Report back every line of the entries that contains "hint", exactly as written.
(Records for the exercise begins)
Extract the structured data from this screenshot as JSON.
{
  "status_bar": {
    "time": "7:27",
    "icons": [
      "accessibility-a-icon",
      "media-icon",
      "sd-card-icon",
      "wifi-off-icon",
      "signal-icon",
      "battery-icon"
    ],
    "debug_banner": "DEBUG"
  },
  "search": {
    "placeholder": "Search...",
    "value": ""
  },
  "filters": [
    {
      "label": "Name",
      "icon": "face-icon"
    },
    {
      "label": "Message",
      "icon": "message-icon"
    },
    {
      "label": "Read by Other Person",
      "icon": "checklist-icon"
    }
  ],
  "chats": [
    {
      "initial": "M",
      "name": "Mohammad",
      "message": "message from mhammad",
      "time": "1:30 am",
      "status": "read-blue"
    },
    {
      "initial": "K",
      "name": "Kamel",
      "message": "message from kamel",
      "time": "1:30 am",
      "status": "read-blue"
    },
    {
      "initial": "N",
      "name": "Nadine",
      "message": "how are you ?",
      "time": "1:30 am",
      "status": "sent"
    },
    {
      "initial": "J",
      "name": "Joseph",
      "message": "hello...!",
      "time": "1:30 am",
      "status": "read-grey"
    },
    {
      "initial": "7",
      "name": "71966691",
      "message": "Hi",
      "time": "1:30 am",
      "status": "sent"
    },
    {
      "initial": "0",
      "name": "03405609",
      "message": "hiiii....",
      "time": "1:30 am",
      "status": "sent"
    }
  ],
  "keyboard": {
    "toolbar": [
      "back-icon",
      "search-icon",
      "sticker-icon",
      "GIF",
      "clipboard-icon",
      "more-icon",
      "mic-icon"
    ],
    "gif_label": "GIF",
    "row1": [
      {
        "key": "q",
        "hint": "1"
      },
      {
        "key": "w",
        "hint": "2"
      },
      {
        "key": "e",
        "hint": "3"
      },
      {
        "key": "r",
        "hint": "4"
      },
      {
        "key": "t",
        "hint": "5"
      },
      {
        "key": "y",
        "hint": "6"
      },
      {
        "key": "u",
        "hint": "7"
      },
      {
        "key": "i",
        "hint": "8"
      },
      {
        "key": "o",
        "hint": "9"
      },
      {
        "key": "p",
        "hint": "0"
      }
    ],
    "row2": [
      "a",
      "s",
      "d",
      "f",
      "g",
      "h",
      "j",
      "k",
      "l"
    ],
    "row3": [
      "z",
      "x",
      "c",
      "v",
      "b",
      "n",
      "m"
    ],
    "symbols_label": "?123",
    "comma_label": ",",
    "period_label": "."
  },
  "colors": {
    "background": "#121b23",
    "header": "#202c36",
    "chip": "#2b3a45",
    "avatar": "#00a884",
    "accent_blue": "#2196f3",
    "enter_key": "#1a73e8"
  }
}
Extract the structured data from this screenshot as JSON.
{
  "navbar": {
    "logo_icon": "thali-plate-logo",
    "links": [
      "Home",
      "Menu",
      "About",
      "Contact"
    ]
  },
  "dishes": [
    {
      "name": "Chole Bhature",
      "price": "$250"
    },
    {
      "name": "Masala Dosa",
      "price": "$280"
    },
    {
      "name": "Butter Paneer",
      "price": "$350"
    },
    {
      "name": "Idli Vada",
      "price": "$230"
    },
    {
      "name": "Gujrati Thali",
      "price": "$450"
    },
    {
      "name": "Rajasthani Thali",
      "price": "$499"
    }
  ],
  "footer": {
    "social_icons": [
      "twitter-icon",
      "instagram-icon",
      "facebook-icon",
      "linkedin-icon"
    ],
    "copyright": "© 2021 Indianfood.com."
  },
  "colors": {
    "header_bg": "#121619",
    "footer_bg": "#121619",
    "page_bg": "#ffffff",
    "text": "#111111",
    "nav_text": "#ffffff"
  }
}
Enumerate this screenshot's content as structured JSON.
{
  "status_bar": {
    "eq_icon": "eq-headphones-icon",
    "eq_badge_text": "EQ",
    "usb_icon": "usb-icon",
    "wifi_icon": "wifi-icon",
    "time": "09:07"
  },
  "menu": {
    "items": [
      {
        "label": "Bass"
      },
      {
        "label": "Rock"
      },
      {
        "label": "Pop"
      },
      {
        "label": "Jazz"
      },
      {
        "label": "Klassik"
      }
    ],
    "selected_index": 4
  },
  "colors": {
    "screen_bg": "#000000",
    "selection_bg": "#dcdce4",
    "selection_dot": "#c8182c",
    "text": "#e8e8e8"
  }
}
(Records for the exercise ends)
Answer >>
        "hint": "1"
        "hint": "2"
        "hint": "3"
        "hint": "4"
        "hint": "5"
        "hint": "6"
        "hint": "7"
        "hint": "8"
        "hint": "9"
        "hint": "0"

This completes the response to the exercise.